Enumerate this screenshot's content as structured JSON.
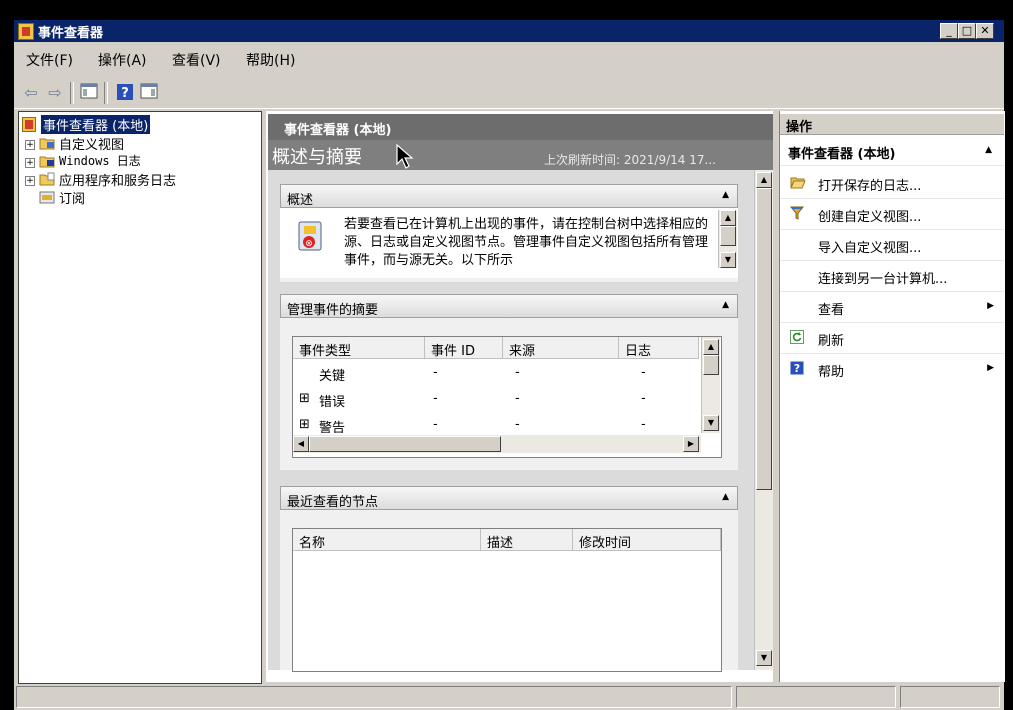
{
  "window": {
    "title": "事件查看器"
  },
  "menu": [
    "文件(F)",
    "操作(A)",
    "查看(V)",
    "帮助(H)"
  ],
  "tree": {
    "root": "事件查看器 (本地)",
    "items": [
      "自定义视图",
      "Windows 日志",
      "应用程序和服务日志",
      "订阅"
    ]
  },
  "center": {
    "header": "事件查看器 (本地)",
    "overview_title": "概述与摘要",
    "last_refresh": "上次刷新时间: 2021/9/14 17...",
    "summary_panel": {
      "title": "概述",
      "text": "若要查看已在计算机上出现的事件，请在控制台树中选择相应的源、日志或自定义视图节点。管理事件自定义视图包括所有管理事件，而与源无关。以下所示"
    },
    "admin_panel": {
      "title": "管理事件的摘要",
      "columns": [
        "事件类型",
        "事件 ID",
        "来源",
        "日志"
      ],
      "rows": [
        {
          "expander": "",
          "type": "关键",
          "id": "-",
          "source": "-",
          "log": "-"
        },
        {
          "expander": "⊞",
          "type": "错误",
          "id": "-",
          "source": "-",
          "log": "-"
        },
        {
          "expander": "⊞",
          "type": "警告",
          "id": "-",
          "source": "-",
          "log": "-"
        }
      ]
    },
    "recent_panel": {
      "title": "最近查看的节点",
      "columns": [
        "名称",
        "描述",
        "修改时间"
      ]
    }
  },
  "actions": {
    "header": "操作",
    "section": "事件查看器 (本地)",
    "items": [
      {
        "label": "打开保存的日志...",
        "icon": "folder-open-icon",
        "submenu": false
      },
      {
        "label": "创建自定义视图...",
        "icon": "filter-icon",
        "submenu": false
      },
      {
        "label": "导入自定义视图...",
        "icon": "",
        "submenu": false
      },
      {
        "label": "连接到另一台计算机...",
        "icon": "",
        "submenu": false
      },
      {
        "label": "查看",
        "icon": "",
        "submenu": true
      },
      {
        "label": "刷新",
        "icon": "refresh-icon",
        "submenu": false
      },
      {
        "label": "帮助",
        "icon": "help-icon",
        "submenu": true
      }
    ]
  },
  "colors": {
    "titlebar": "#0a246a",
    "pane_header": "#6d6d6d",
    "selection": "#0a246a"
  }
}
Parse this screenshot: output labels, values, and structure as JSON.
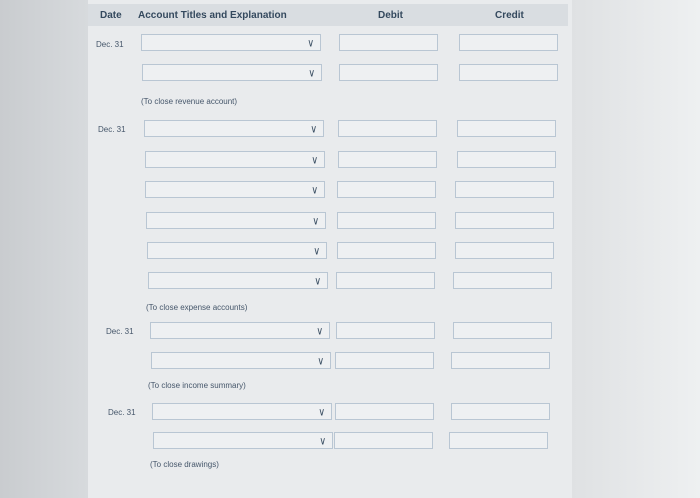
{
  "header": {
    "date": "Date",
    "account": "Account Titles and Explanation",
    "debit": "Debit",
    "credit": "Credit"
  },
  "entries": [
    {
      "date": "Dec. 31",
      "note": "(To close revenue account)"
    },
    {
      "date": "Dec. 31",
      "note": "(To close expense accounts)"
    },
    {
      "date": "Dec. 31",
      "note": "(To close income summary)"
    },
    {
      "date": "Dec. 31",
      "note": "(To close drawings)"
    }
  ],
  "icons": {
    "dropdown": "chevron-down-icon"
  }
}
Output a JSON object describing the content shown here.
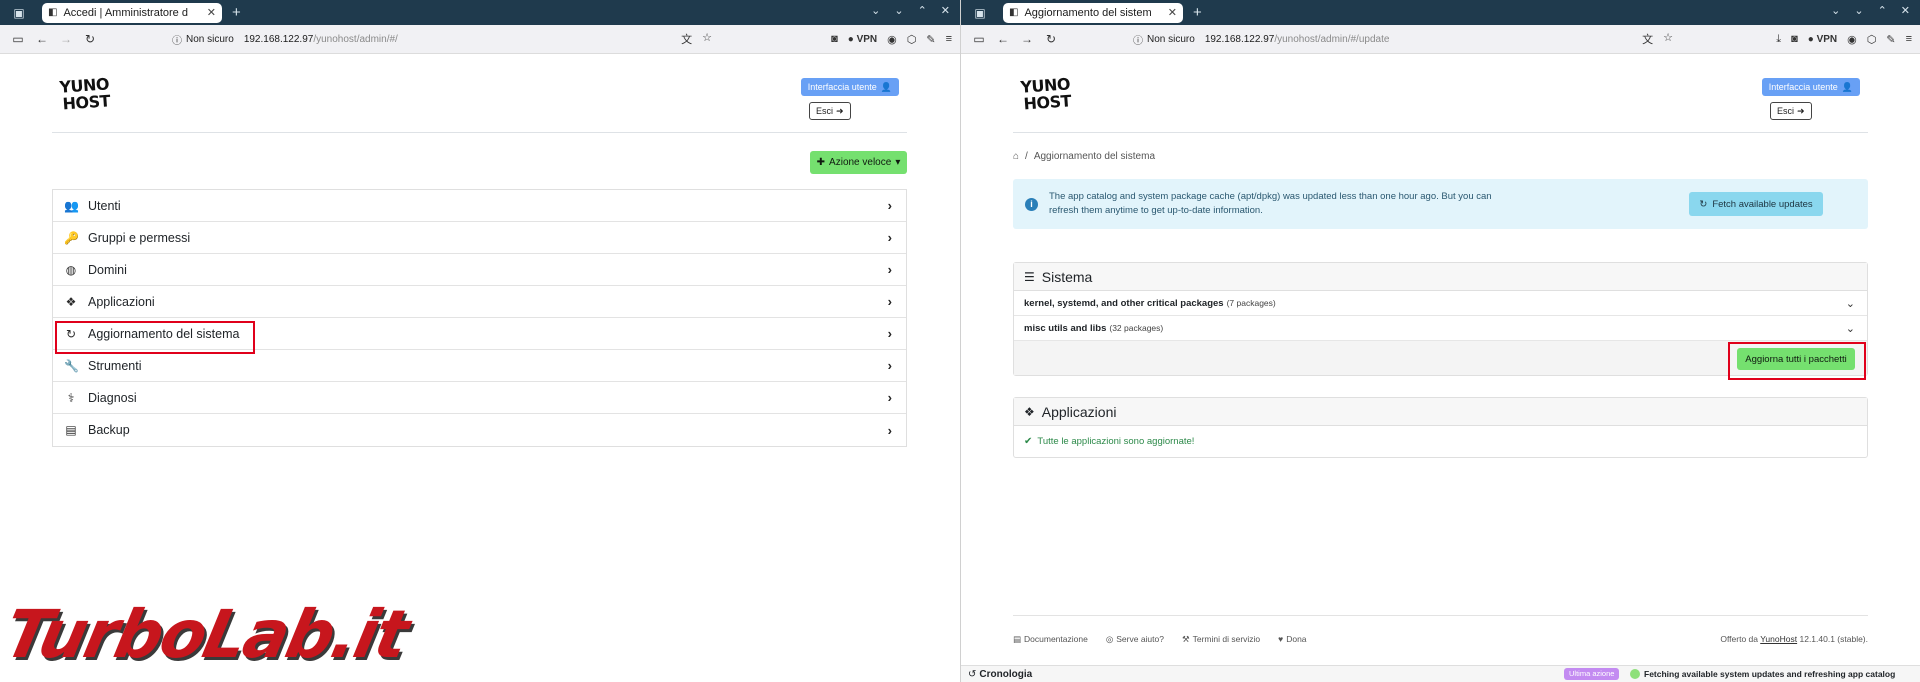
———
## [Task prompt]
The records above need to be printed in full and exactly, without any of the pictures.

## [Written answer]
Enumerate this screenshot's content as structured JSON.
{
  "window": {
    "title": "事件查看器"
  },
  "menu": [
    "文件(F)",
    "操作(A)",
    "查看(V)",
    "帮助(H)"
  ],
  "tree": {
    "root": "事件查看器 (本地)",
    "items": [
      "自定义视图",
      "Windows 日志",
      "应用程序和服务日志",
      "订阅"
    ]
  },
  "center": {
    "header": "事件查看器 (本地)",
    "overview_title": "概述与摘要",
    "last_refresh": "上次刷新时间: 2021/9/14 17...",
    "summary_panel": {
      "title": "概述",
      "text": "若要查看已在计算机上出现的事件，请在控制台树中选择相应的源、日志或自定义视图节点。管理事件自定义视图包括所有管理事件，而与源无关。以下所示"
    },
    "admin_panel": {
      "title": "管理事件的摘要",
      "columns": [
        "事件类型",
        "事件 ID",
        "来源",
        "日志"
      ],
      "rows": [
        {
          "expander": "",
          "type": "关键",
          "id": "-",
          "source": "-",
          "log": "-"
        },
        {
          "expander": "⊞",
          "type": "错误",
          "id": "-",
          "source": "-",
          "log": "-"
        },
        {
          "expander": "⊞",
          "type": "警告",
          "id": "-",
          "source": "-",
          "log": "-"
        }
      ]
    },
    "recent_panel": {
      "title": "最近查看的节点",
      "columns": [
        "名称",
        "描述",
        "修改时间"
      ]
    }
  },
  "actions": {
    "header": "操作",
    "section": "事件查看器 (本地)",
    "items": [
      {
        "label": "打开保存的日志...",
        "icon": "folder-open-icon",
        "submenu": false
      },
      {
        "label": "创建自定义视图...",
        "icon": "filter-icon",
        "submenu": false
      },
      {
        "label": "导入自定义视图...",
        "icon": "",
        "submenu": false
      },
      {
        "label": "连接到另一台计算机...",
        "icon": "",
        "submenu": false
      },
      {
        "label": "查看",
        "icon": "",
        "submenu": true
      },
      {
        "label": "刷新",
        "icon": "refresh-icon",
        "submenu": false
      },
      {
        "label": "帮助",
        "icon": "help-icon",
        "submenu": true
      }
    ]
  },
  "colors": {
    "titlebar": "#0a246a",
    "pane_header": "#6d6d6d",
    "selection": "#0a246a"
  }
}
Parse this screenshot: output labels, values, and structure as JSON.
{
  "header": {
    "date": "Date",
    "account": "Account Titles and Explanation",
    "debit": "Debit",
    "credit": "Credit"
  },
  "entries": [
    {
      "date": "Dec. 31",
      "note": "(To close revenue account)"
    },
    {
      "date": "Dec. 31",
      "note": "(To close expense accounts)"
    },
    {
      "date": "Dec. 31",
      "note": "(To close income summary)"
    },
    {
      "date": "Dec. 31",
      "note": "(To close drawings)"
    }
  ],
  "icons": {
    "dropdown": "chevron-down-icon"
  }
}
Output a JSON object describing the content shown here.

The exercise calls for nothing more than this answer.